Exercise goal: Could you filter the data below down to the lines that hold the word "true"?

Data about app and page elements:

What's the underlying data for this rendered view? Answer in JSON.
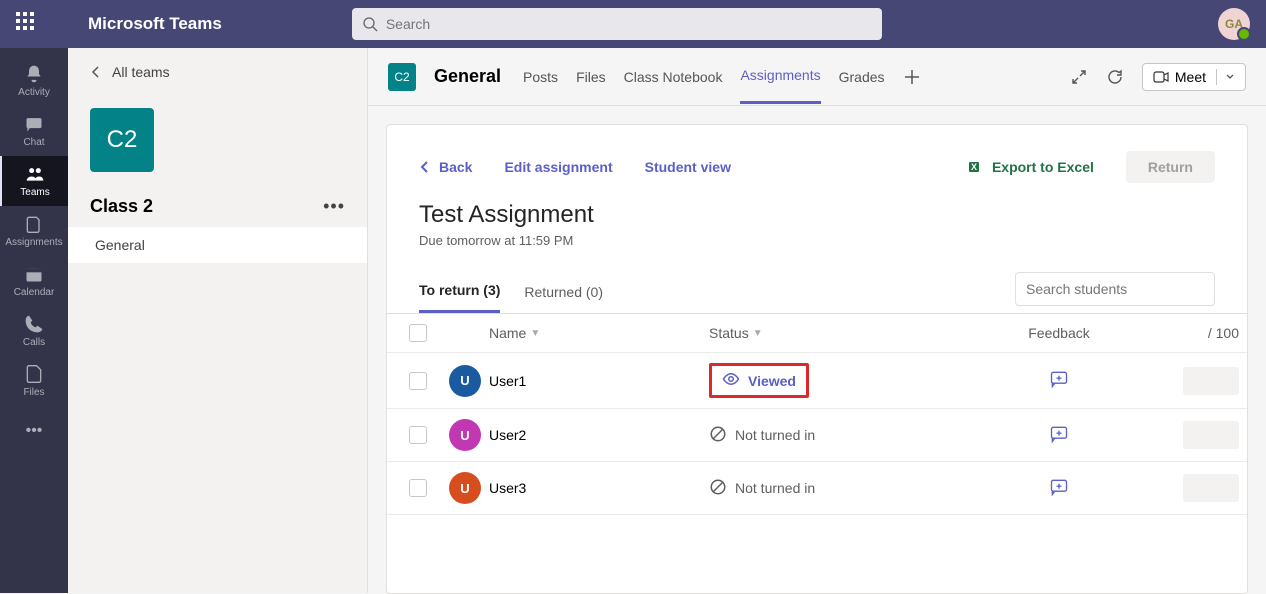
{
  "app": {
    "name": "Microsoft Teams",
    "avatar_initials": "GA"
  },
  "search": {
    "placeholder": "Search"
  },
  "rail": [
    {
      "icon": "bell",
      "label": "Activity"
    },
    {
      "icon": "chat",
      "label": "Chat"
    },
    {
      "icon": "teams",
      "label": "Teams",
      "selected": true
    },
    {
      "icon": "assign",
      "label": "Assignments"
    },
    {
      "icon": "calendar",
      "label": "Calendar"
    },
    {
      "icon": "call",
      "label": "Calls"
    },
    {
      "icon": "files",
      "label": "Files"
    }
  ],
  "panel": {
    "all_teams": "All teams",
    "team_abbrev": "C2",
    "team_name": "Class 2",
    "channels": [
      {
        "label": "General",
        "selected": true
      }
    ]
  },
  "header": {
    "chip": "C2",
    "channel": "General",
    "tabs": [
      {
        "label": "Posts"
      },
      {
        "label": "Files"
      },
      {
        "label": "Class Notebook"
      },
      {
        "label": "Assignments",
        "active": true
      },
      {
        "label": "Grades"
      }
    ],
    "meet": "Meet"
  },
  "assignment": {
    "back": "Back",
    "edit": "Edit assignment",
    "student_view": "Student view",
    "export": "Export to Excel",
    "return": "Return",
    "title": "Test Assignment",
    "due": "Due tomorrow at 11:59 PM",
    "filter_tabs": {
      "to_return": "To return (3)",
      "returned": "Returned (0)"
    },
    "search_placeholder": "Search students",
    "columns": {
      "name": "Name",
      "status": "Status",
      "feedback": "Feedback",
      "score": "/ 100"
    },
    "rows": [
      {
        "initial": "U",
        "color": "c1",
        "name": "User1",
        "status": "Viewed",
        "status_icon": "eye",
        "highlight": true
      },
      {
        "initial": "U",
        "color": "c2",
        "name": "User2",
        "status": "Not turned in",
        "status_icon": "ban"
      },
      {
        "initial": "U",
        "color": "c3",
        "name": "User3",
        "status": "Not turned in",
        "status_icon": "ban"
      }
    ]
  }
}
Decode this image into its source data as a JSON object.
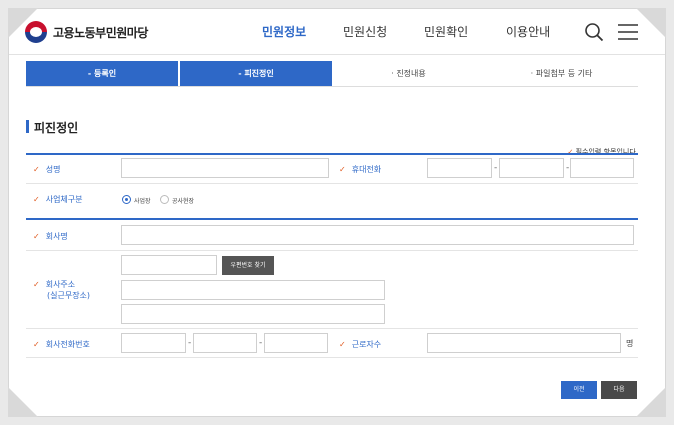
{
  "header": {
    "site_title": "고용노동부민원마당",
    "nav": [
      "민원정보",
      "민원신청",
      "민원확인",
      "이용안내"
    ]
  },
  "steps": [
    {
      "label": "- 등록인",
      "state": "on"
    },
    {
      "label": "- 피진정인",
      "state": "on"
    },
    {
      "label": "· 진정내용",
      "state": "off"
    },
    {
      "label": "· 파일첨부 등 기타",
      "state": "off"
    }
  ],
  "section": {
    "title": "피진정인",
    "required_note": "필수입력 항목입니다."
  },
  "form": {
    "name_label": "성명",
    "phone_label": "휴대전화",
    "business_type_label": "사업체구분",
    "business_type_options": [
      "사업장",
      "공사현장"
    ],
    "company_label": "회사명",
    "address_label_1": "회사주소",
    "address_label_2": "(실근무장소)",
    "postcode_button": "우편번호 찾기",
    "company_phone_label": "회사전화번호",
    "workers_label": "근로자수",
    "workers_unit": "명",
    "dash": "-"
  },
  "buttons": {
    "prev": "이전",
    "next": "다음"
  },
  "colors": {
    "accent": "#2e68c7",
    "required_mark": "#e05a1f"
  }
}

Output for this task:
      "selected": true
        "selected": true
        "active": true
        "highlight": true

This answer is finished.